That’s because it’s the peak breeding season.
Towson, Md (KM) The fall is usually the time when there are more collisions between deer and motor vehicles, with a majority of them taking place in November. “Right, we’re in the deer mating season, also known as the rut,” says Christine Delise, spokeswoman for AAA Mid-Atlantic. “And the peak breeding season occurs from November 10th to the 25th, and that’s when we typically see a spike in deer-vehicle collisions.”
The auto club says these collision usually occur in the early morning hours and at dusk., when deer are most active.
When out driving, Delise says it’s important for drivers to scan the road and the shoulders up ahead, and be on the lookout for deer.
Other tips include being aware that deer travel in herds, and if you see one, there are probably other deer not too far away. If there are no oncoming drivers, AAA recommends you use your high beams at night to better see any animal up ahead. It will give you more time to slow down, move over or honk your horn to scare them away. In addition, use extra caution when traveling through areas with a lot of wildlife activity, and in regions where roads divide agriculture land from forested areas.
If you encounter a deer on the road, Delise says don’t swerve. “Many serious crashes occur when drivers swerve to avoid hitting an animal, and they end up hitting another vehicle or lose control of their cars,” she says. Instead, firmly apply your brakes and remain in your lane.
After you strike a deer or other animal, use your cell phone camera to take pictures to present to your insurance company for any claims. Also, do not move an injured animal. It may panic and seriously injure someone. Instead, call the police or animal control, AAA advises.

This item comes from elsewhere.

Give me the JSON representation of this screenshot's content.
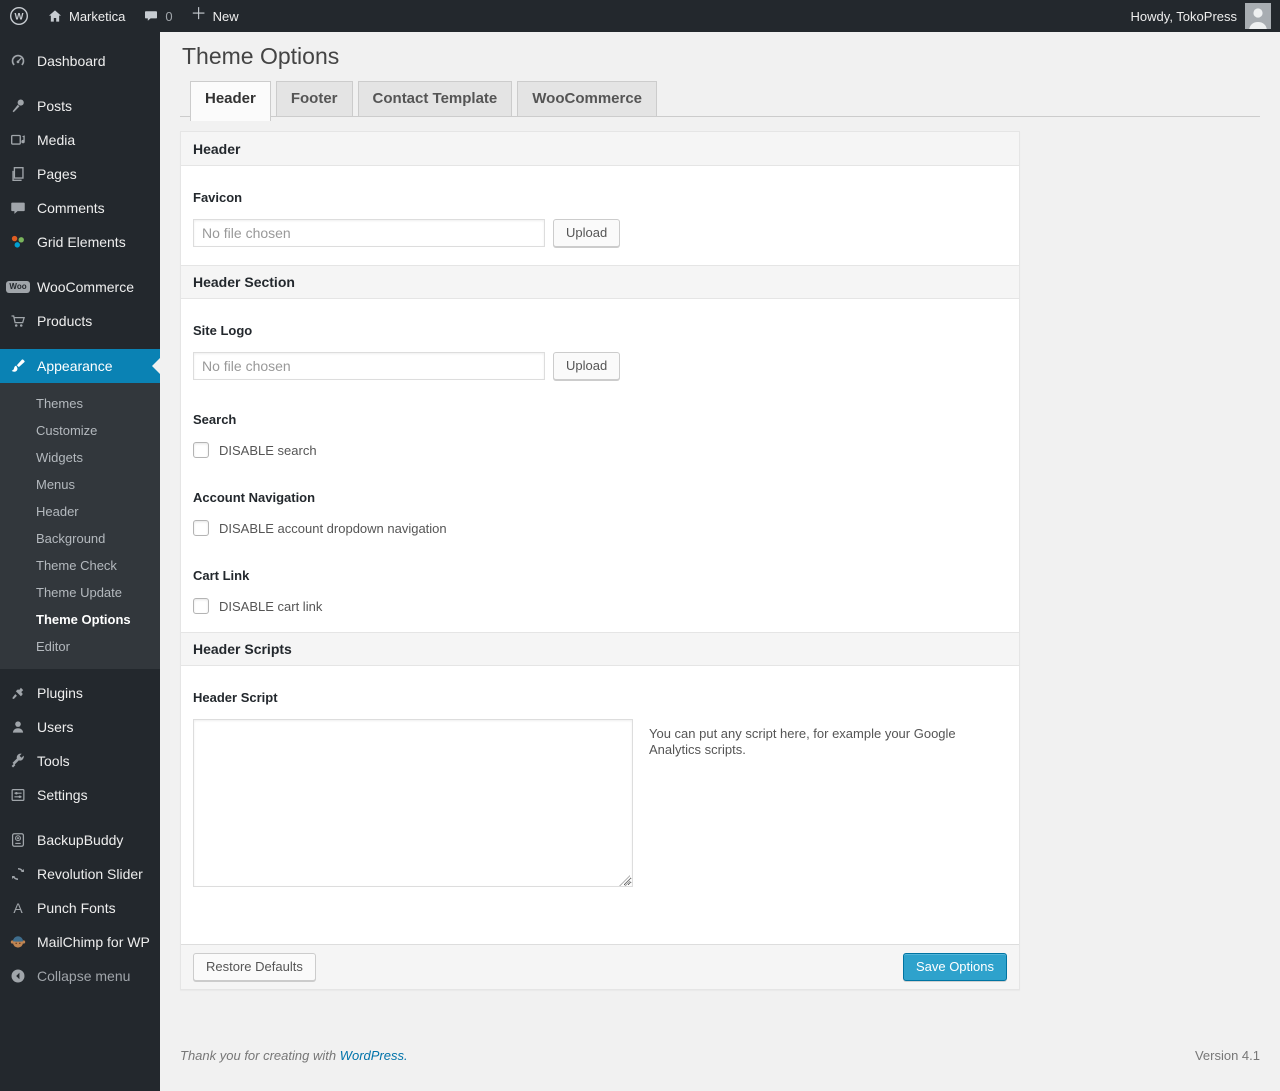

Before heading out, Delise says check with your insurance company to see if you’re covered if your vehicle strikes a deer. “Collision coverage, which is standard, what we all have, will not cover a vehicle in an animal collision. You need to have comprehensive coverage which is optional to motorists. And only that type of coverage will reimburse drivers for loss due to contact with animals,” she says.
AAA says the average claim submitted by Maryland motorists in 2017 following a collision with a deer is $4,000.
By Kevin McManus